As EU leaders continue to grapple with the economic effects of COVID-19, the issues surrounding what measures should be included in its recovery fund remain. The questions about exactly what will trigger growth in the eurozone countries are still being asked, but progress is being made toward ensuring that the fund has a “green” focus.

Last Thursday EU leaders provided the European Commission (EC) with the opportunity to resolve this complex task. Any recovery fund would be linked to the EU budget, but European leaders failed to agree on how the recovery fund will support the green transition they claim they are committed to.

A ‘Green’ Recovery Fund

EC President Ursula von der Leyen urged her counterparts to remember that the bloc’s biggest challenge is to repair the “crisis damage” that the coronavirus has caused. EU leaders agreed that the precise amount of the recovery fund that will be used to fund the bloc’s economic recovery should be of an “unprecedented magnitude.”

One of the key questions that the EU has to answer is whether conditions⁠ — green or otherwise ⁠— should be imposed on state aid to struggling companies. For now, the EC has restricted leverage to enforce green conditions on state aid to businesses.

Euractiv reports that on Monday, the Netherlands floated their own ides to ensure that EU leaders could trigger a green recovery from the coronavirus pandemic. The Dutch suggested an “exclusion list” for economic activities like nuclear power, which they believe should be banned from receiving state aid.

Fierce Debate Raging Over Whether Fund Should Include Nuclear Power

Apparently decisions on how to spend EU recovery funds should be guided by an EU-wide green finance taxonomy which rewards investments in clean technology. To qualify for the green investment label, an economic activity must provide a significant contribution to at least one of the six pre-defined environmental objectives, which includes migration and climate change. It immediately disqualifies activities that purportedly do “significant harm” to the other five objectives.

For example, it excludes coal and gas power from being classified as green unless industrial plants are provided with carbon capture and storage technology which allows them to curb their emissions below a specific threshold.

One of the issues that this proposal faces is that it has already triggered intense debate over whether the “do no harm” principle should exclude nuclear power. However this matter will be debated at a technical level later this year.

The EU Faces Many Other Challenges

However, many challenges remain for EU leaders. As Iain Begg from the London School of Economics suggests, the EU needs to prevent itself from being tangled up in a situation where it does too little, too late. In the weeks leading up to May’s meeting on the recovery fund, they need to focus on resolving the following issues.

EU leaders need to decide how the recovery fund should function. One possible model is the European Fund for Strategic Investment, with guarantees from the EU budget that would allow investors to borrow more than they would be able to raise themselves.
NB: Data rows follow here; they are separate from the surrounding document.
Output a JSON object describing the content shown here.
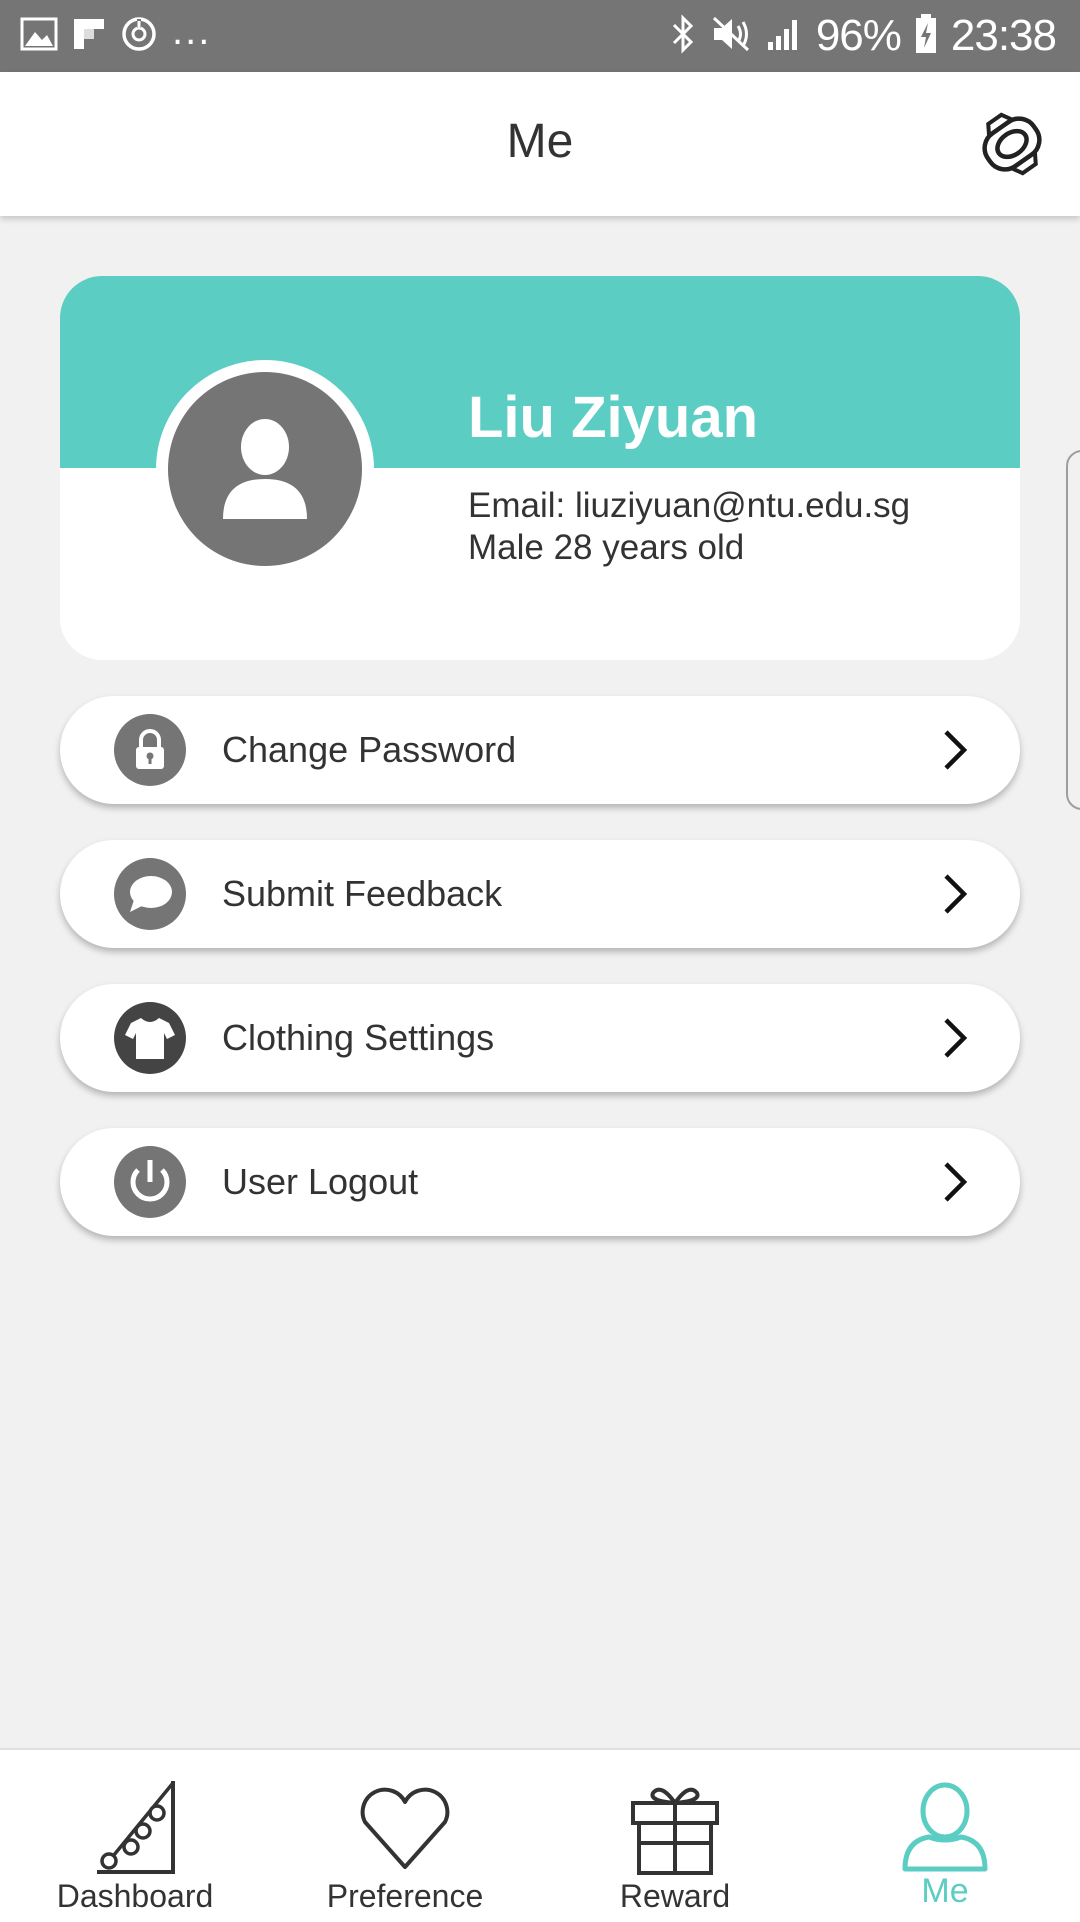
{
  "status_bar": {
    "battery": "96%",
    "time": "23:38",
    "more": "..."
  },
  "header": {
    "title": "Me"
  },
  "profile": {
    "name": "Liu Ziyuan",
    "email": "Email: liuziyuan@ntu.edu.sg",
    "info": "Male 28 years old"
  },
  "menu": {
    "items": [
      {
        "label": "Change Password",
        "icon": "lock-icon"
      },
      {
        "label": "Submit Feedback",
        "icon": "chat-bubble-icon"
      },
      {
        "label": "Clothing Settings",
        "icon": "shirt-icon"
      },
      {
        "label": "User Logout",
        "icon": "power-icon"
      }
    ]
  },
  "bottom_nav": {
    "items": [
      {
        "label": "Dashboard",
        "icon": "chart-icon"
      },
      {
        "label": "Preference",
        "icon": "heart-icon"
      },
      {
        "label": "Reward",
        "icon": "gift-icon"
      },
      {
        "label": "Me",
        "icon": "person-icon",
        "active": true
      }
    ]
  },
  "colors": {
    "accent": "#5bcdc3",
    "icon_gray": "#757575",
    "status_bar": "#757575"
  }
}
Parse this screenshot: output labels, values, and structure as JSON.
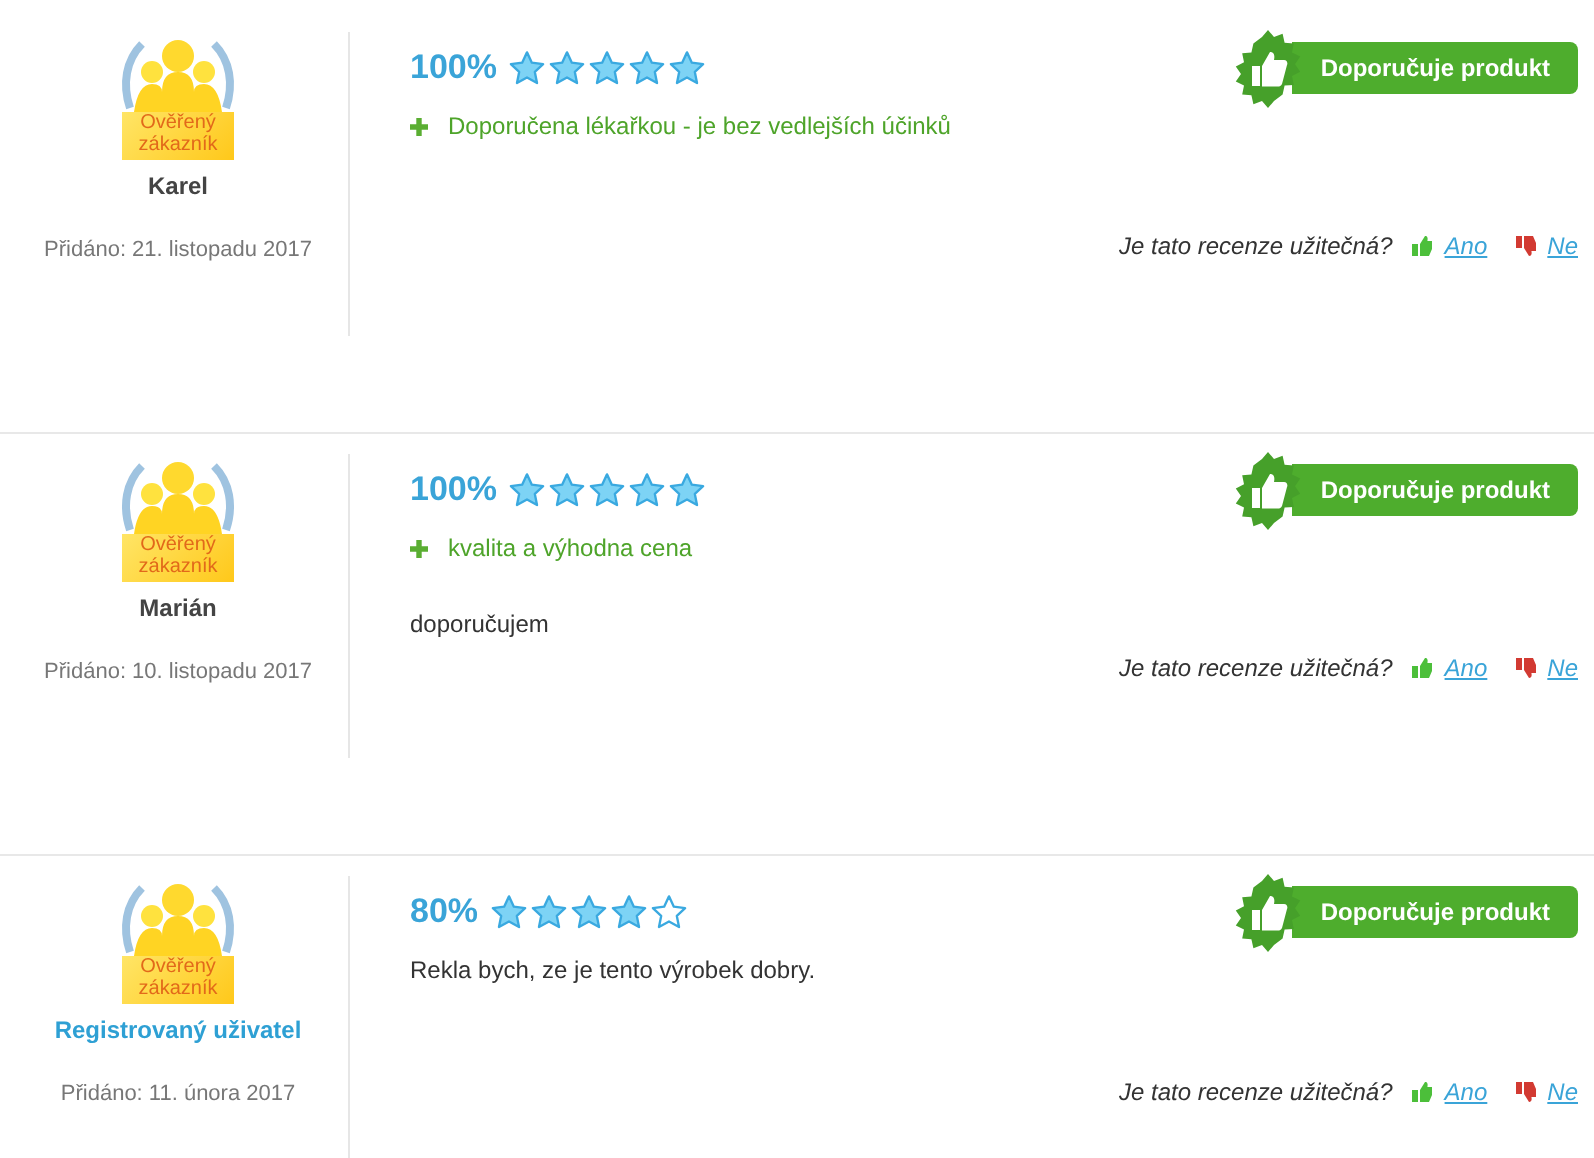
{
  "reviews": [
    {
      "badge": [
        "Ověřený",
        "zákazník"
      ],
      "author": "Karel",
      "kind": "name",
      "date": "Přidáno: 21. listopadu 2017",
      "percent": "100%",
      "stars": 5,
      "pros": [
        "Doporučena lékařkou - je bez vedlejších účinků"
      ],
      "recommend": "Doporučuje produkt",
      "question": "Je tato recenze užitečná?",
      "yes": "Ano",
      "no": "Ne"
    },
    {
      "badge": [
        "Ověřený",
        "zákazník"
      ],
      "author": "Marián",
      "kind": "name",
      "date": "Přidáno: 10. listopadu 2017",
      "percent": "100%",
      "stars": 5,
      "pros": [
        "kvalita a výhodna cena"
      ],
      "text": "doporučujem",
      "recommend": "Doporučuje produkt",
      "question": "Je tato recenze užitečná?",
      "yes": "Ano",
      "no": "Ne"
    },
    {
      "badge": [
        "Ověřený",
        "zákazník"
      ],
      "author": "Registrovaný uživatel",
      "kind": "registered",
      "date": "Přidáno: 11. února 2017",
      "percent": "80%",
      "stars": 4,
      "text": "Rekla bych, ze je tento výrobek dobry.",
      "recommend": "Doporučuje produkt",
      "question": "Je tato recenze užitečná?",
      "yes": "Ano",
      "no": "Ne"
    }
  ]
}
Then there is the matter of whether more of the recovery effort should be in the form of grants to nations as opposed to loans, as the latter would severely harm the ability of heavily indebted nations like Italy from being able to repay their debts.

Von der Leyen has suggested that the permitted ceiling for EU spending should rise to 2 percent of GDP, up from a current maximum of 1.2 percent. She wants the time period for this proposal to be two to three years, but it will cause alarm in several capital cities. That is why EU leaders must decide whether the EU budget should be temporary or permanent.

Although EU leaders face many obstacles in the weeks building up to May’s crucial meeting that will determine what the bloc’s COVID-19 recovery fund will look like, it is clear that the emphasis will be on green initiatives.